## What the task asks
Repeat the data exactly, leaving out any image.

## Material shown
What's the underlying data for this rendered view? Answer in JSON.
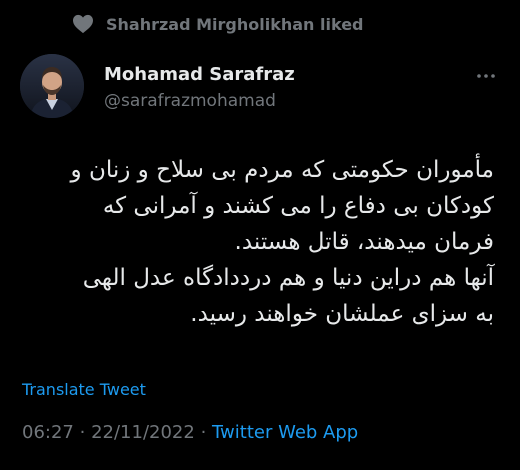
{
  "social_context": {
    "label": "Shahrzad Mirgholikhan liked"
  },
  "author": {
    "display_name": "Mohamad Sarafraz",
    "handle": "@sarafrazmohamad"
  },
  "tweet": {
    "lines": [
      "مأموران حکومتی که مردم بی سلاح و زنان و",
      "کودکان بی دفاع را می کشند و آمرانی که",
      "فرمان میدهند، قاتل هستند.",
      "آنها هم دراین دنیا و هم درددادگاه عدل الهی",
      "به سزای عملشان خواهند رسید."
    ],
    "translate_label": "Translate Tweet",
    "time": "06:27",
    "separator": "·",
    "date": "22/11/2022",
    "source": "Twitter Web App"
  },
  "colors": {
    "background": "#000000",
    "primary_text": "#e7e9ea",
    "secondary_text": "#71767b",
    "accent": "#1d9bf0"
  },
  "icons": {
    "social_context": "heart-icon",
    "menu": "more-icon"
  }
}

## Result
What's the underlying data for this rendered view? Answer in JSON.
{
  "social_context": {
    "label": "Shahrzad Mirgholikhan liked"
  },
  "author": {
    "display_name": "Mohamad Sarafraz",
    "handle": "@sarafrazmohamad"
  },
  "tweet": {
    "lines": [
      "مأموران حکومتی که مردم بی سلاح و زنان و",
      "کودکان بی دفاع را می کشند و آمرانی که",
      "فرمان میدهند، قاتل هستند.",
      "آنها هم دراین دنیا و هم درددادگاه عدل الهی",
      "به سزای عملشان خواهند رسید."
    ],
    "translate_label": "Translate Tweet",
    "time": "06:27",
    "separator": "·",
    "date": "22/11/2022",
    "source": "Twitter Web App"
  },
  "colors": {
    "background": "#000000",
    "primary_text": "#e7e9ea",
    "secondary_text": "#71767b",
    "accent": "#1d9bf0"
  },
  "icons": {
    "social_context": "heart-icon",
    "menu": "more-icon"
  }
}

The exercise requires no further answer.